Jones says much of the character of the original Tillinghast design had faded over the years, and, that with limited historical documentation available, the challenge was imagining what Tillinghast had intended for the site.
“We took inspiration from what we did at Baltusrol’s Upper and Lower courses,” Jones said. “Mindful of the membership’s expectations, we tried to instill Tillinghast’s design imperatives back into the golf course.” He noted that while the layout and sequence of the golf holes did not change, nearly everything else on the course is new.
The US$4.7 million construction budget had to cover the installation of a new irrigation system and pumphouse, which together accounted for a third of the sum. The remainder, Jones noted, was spent on building eighteen new USGA greens and surrounds, rebuilding and relocating tees, new fairway bunkering, regrading fairways for better surface drainage, and other infrastructure works. “We were able to squeeze every last drop out of the allocated budget,” Jones said. “We proved that with the right team and a good contractor in place, we can do a lot of quality work on a limited budget.”
The front nine has been grassed this autumn, ahead of a planned June 2011 reopening. Greens were seeded with a new strain of heat-tolerant bentgrass, while the fairways are bermuda.
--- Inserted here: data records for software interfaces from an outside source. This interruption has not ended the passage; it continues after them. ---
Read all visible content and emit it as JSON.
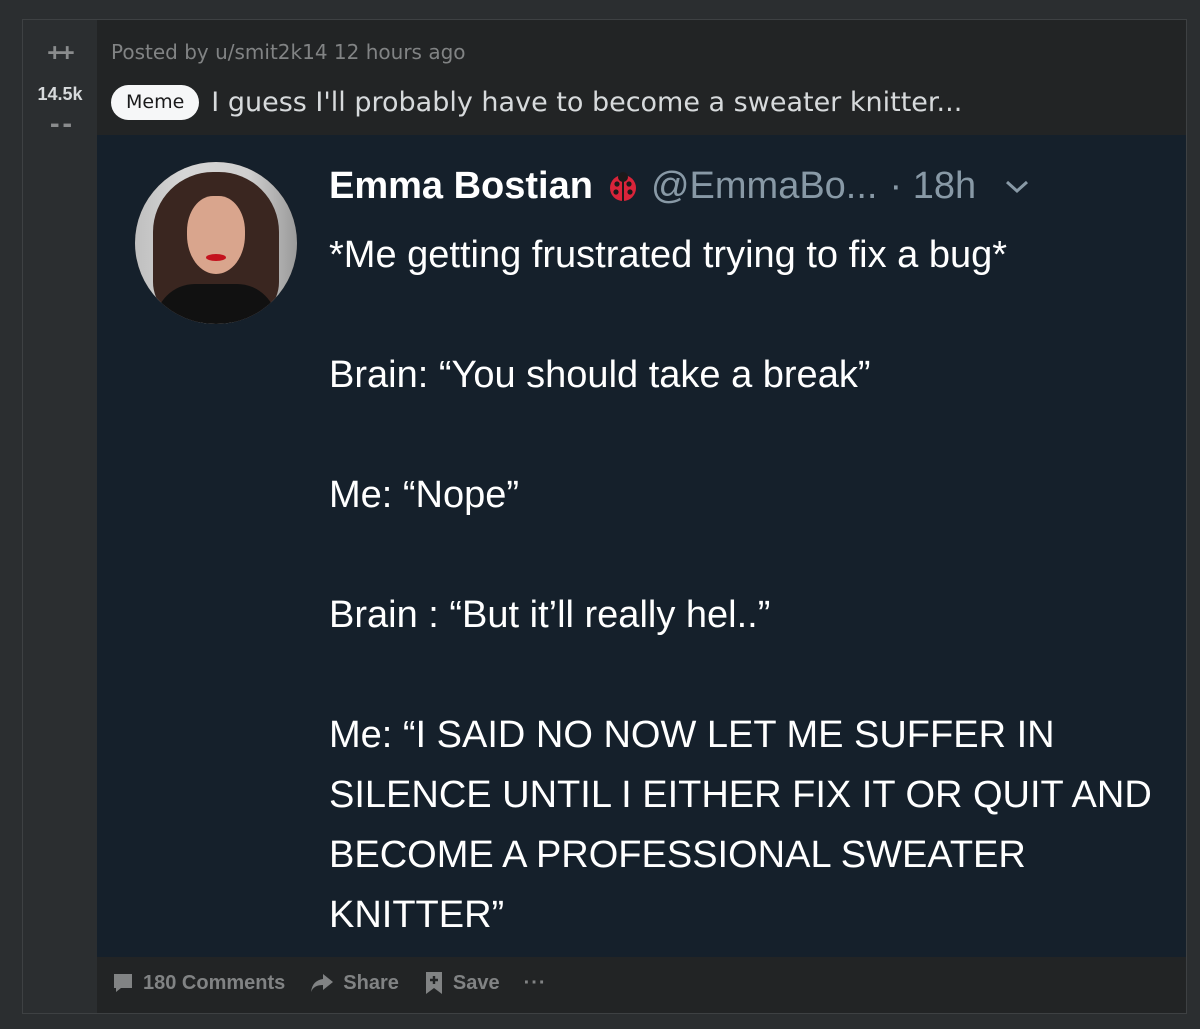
{
  "vote": {
    "up_label": "++",
    "count": "14.5k",
    "down_label": "--"
  },
  "post": {
    "meta": "Posted by u/smit2k14 12 hours ago",
    "flair": "Meme",
    "title": "I guess I'll probably have to become a sweater knitter..."
  },
  "tweet": {
    "name": "Emma Bostian",
    "name_emoji_icon": "ladybug-icon",
    "handle": "@EmmaBo...",
    "time": "· 18h",
    "lines": [
      "*Me getting frustrated trying to fix a bug*",
      "Brain: “You should take a break”",
      "Me: “Nope”",
      "Brain : “But it’ll really hel..”",
      "Me: “I SAID NO NOW LET ME SUFFER IN SILENCE UNTIL I EITHER FIX IT OR QUIT AND BECOME A PROFESSIONAL SWEATER KNITTER”"
    ]
  },
  "actions": {
    "comments": "180 Comments",
    "share": "Share",
    "save": "Save",
    "more": "···"
  },
  "colors": {
    "page_bg": "#2b2e30",
    "card_bg": "#222425",
    "tweet_bg": "#15202b",
    "muted_text": "#818384",
    "tweet_meta": "#8899a6"
  }
}
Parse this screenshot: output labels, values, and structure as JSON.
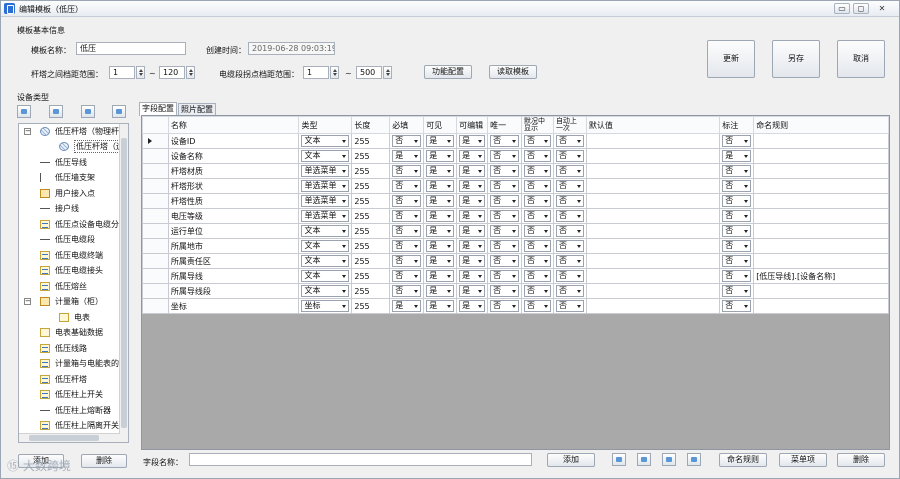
{
  "window": {
    "title": "编辑模板（低压）",
    "buttons": [
      "▭",
      "◻",
      "✕"
    ]
  },
  "basic_info": {
    "section_title": "模板基本信息",
    "template_name_label": "模板名称：",
    "template_name_value": "低压",
    "created_time_label": "创建时间：",
    "created_time_value": "2019-06-28 09:03:19",
    "pole_range_label": "杆塔之间档距范围：",
    "pole_range_min": "1",
    "pole_range_max": "120",
    "cable_range_label": "电缆段拐点档距范围：",
    "cable_range_min": "1",
    "cable_range_max": "500",
    "range_separator": "~",
    "function_config_button": "功能配置",
    "read_template_button": "读取模板"
  },
  "actions": {
    "update": "更新",
    "save_as": "另存",
    "cancel": "取消"
  },
  "device_types": {
    "title": "设备类型",
    "items": [
      {
        "label": "低压杆塔（物理杆",
        "icon": "pole-icon",
        "expander": "−"
      },
      {
        "label": "低压杆塔（运",
        "icon": "pole-icon",
        "expander": ""
      },
      {
        "label": "低压导线",
        "icon": "line-icon",
        "expander": ""
      },
      {
        "label": "低压墙支架",
        "icon": "bracket-icon",
        "expander": ""
      },
      {
        "label": "用户接入点",
        "icon": "access-point-icon",
        "expander": ""
      },
      {
        "label": "接户线",
        "icon": "line-icon",
        "expander": ""
      },
      {
        "label": "低压点设备电缆分",
        "icon": "document-icon",
        "expander": ""
      },
      {
        "label": "低压电缆段",
        "icon": "line-icon",
        "expander": ""
      },
      {
        "label": "低压电缆终端",
        "icon": "document-icon",
        "expander": ""
      },
      {
        "label": "低压电缆接头",
        "icon": "document-icon",
        "expander": ""
      },
      {
        "label": "低压熔丝",
        "icon": "document-icon",
        "expander": ""
      },
      {
        "label": "计量箱（柜）",
        "icon": "box-icon",
        "expander": "−"
      },
      {
        "label": "电表",
        "icon": "meter-icon",
        "expander": ""
      },
      {
        "label": "电表基础数据",
        "icon": "meter-icon",
        "expander": ""
      },
      {
        "label": "低压线路",
        "icon": "document-icon",
        "expander": ""
      },
      {
        "label": "计量箱与电能表的",
        "icon": "document-icon",
        "expander": ""
      },
      {
        "label": "低压杆塔",
        "icon": "document-icon",
        "expander": ""
      },
      {
        "label": "低压柱上开关",
        "icon": "document-icon",
        "expander": ""
      },
      {
        "label": "低压柱上熔断器",
        "icon": "line-icon",
        "expander": ""
      },
      {
        "label": "低压柱上隔离开关",
        "icon": "document-icon",
        "expander": ""
      }
    ],
    "add_button": "添加",
    "delete_button": "删除"
  },
  "tabs": [
    "字段配置",
    "照片配置"
  ],
  "grid": {
    "headers": [
      "名称",
      "类型",
      "长度",
      "必填",
      "可见",
      "可编辑",
      "唯一",
      "默况中显示",
      "自动上一次",
      "默认值",
      "标注",
      "命名规则"
    ],
    "rows": [
      {
        "name": "设备ID",
        "type": "文本",
        "length": "255",
        "required": "否",
        "visible": "是",
        "editable": "是",
        "unique": "否",
        "show": "否",
        "auto": "否",
        "default": "",
        "label": "否",
        "rule": ""
      },
      {
        "name": "设备名称",
        "type": "文本",
        "length": "255",
        "required": "是",
        "visible": "是",
        "editable": "是",
        "unique": "否",
        "show": "否",
        "auto": "否",
        "default": "",
        "label": "是",
        "rule": ""
      },
      {
        "name": "杆塔材质",
        "type": "单选菜单",
        "length": "255",
        "required": "否",
        "visible": "是",
        "editable": "是",
        "unique": "否",
        "show": "否",
        "auto": "否",
        "default": "",
        "label": "否",
        "rule": ""
      },
      {
        "name": "杆塔形状",
        "type": "单选菜单",
        "length": "255",
        "required": "否",
        "visible": "是",
        "editable": "是",
        "unique": "否",
        "show": "否",
        "auto": "否",
        "default": "",
        "label": "否",
        "rule": ""
      },
      {
        "name": "杆塔性质",
        "type": "单选菜单",
        "length": "255",
        "required": "否",
        "visible": "是",
        "editable": "是",
        "unique": "否",
        "show": "否",
        "auto": "否",
        "default": "",
        "label": "否",
        "rule": ""
      },
      {
        "name": "电压等级",
        "type": "单选菜单",
        "length": "255",
        "required": "否",
        "visible": "是",
        "editable": "是",
        "unique": "否",
        "show": "否",
        "auto": "否",
        "default": "",
        "label": "否",
        "rule": ""
      },
      {
        "name": "运行单位",
        "type": "文本",
        "length": "255",
        "required": "否",
        "visible": "是",
        "editable": "是",
        "unique": "否",
        "show": "否",
        "auto": "否",
        "default": "",
        "label": "否",
        "rule": ""
      },
      {
        "name": "所属地市",
        "type": "文本",
        "length": "255",
        "required": "否",
        "visible": "是",
        "editable": "是",
        "unique": "否",
        "show": "否",
        "auto": "否",
        "default": "",
        "label": "否",
        "rule": ""
      },
      {
        "name": "所属责任区",
        "type": "文本",
        "length": "255",
        "required": "否",
        "visible": "是",
        "editable": "是",
        "unique": "否",
        "show": "否",
        "auto": "否",
        "default": "",
        "label": "否",
        "rule": ""
      },
      {
        "name": "所属导线",
        "type": "文本",
        "length": "255",
        "required": "否",
        "visible": "是",
        "editable": "是",
        "unique": "否",
        "show": "否",
        "auto": "否",
        "default": "",
        "label": "否",
        "rule": "[低压导线].[设备名称]"
      },
      {
        "name": "所属导线段",
        "type": "文本",
        "length": "255",
        "required": "否",
        "visible": "是",
        "editable": "是",
        "unique": "否",
        "show": "否",
        "auto": "否",
        "default": "",
        "label": "否",
        "rule": ""
      },
      {
        "name": "坐标",
        "type": "坐标",
        "length": "255",
        "required": "是",
        "visible": "是",
        "editable": "是",
        "unique": "否",
        "show": "否",
        "auto": "否",
        "default": "",
        "label": "否",
        "rule": ""
      }
    ]
  },
  "footer": {
    "field_name_label": "字段名称：",
    "field_name_value": "",
    "add_button": "添加",
    "naming_rule_button": "命名规则",
    "menu_item_button": "菜单项",
    "delete_button": "删除"
  },
  "watermark": "⑮ 大数跨境"
}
“We’ve added some length — the revised course will stretch to just over 7,000 yards, par 70 — and greatly varied the yardages on the par fours,” said Jones’s associate Bryce Swanson.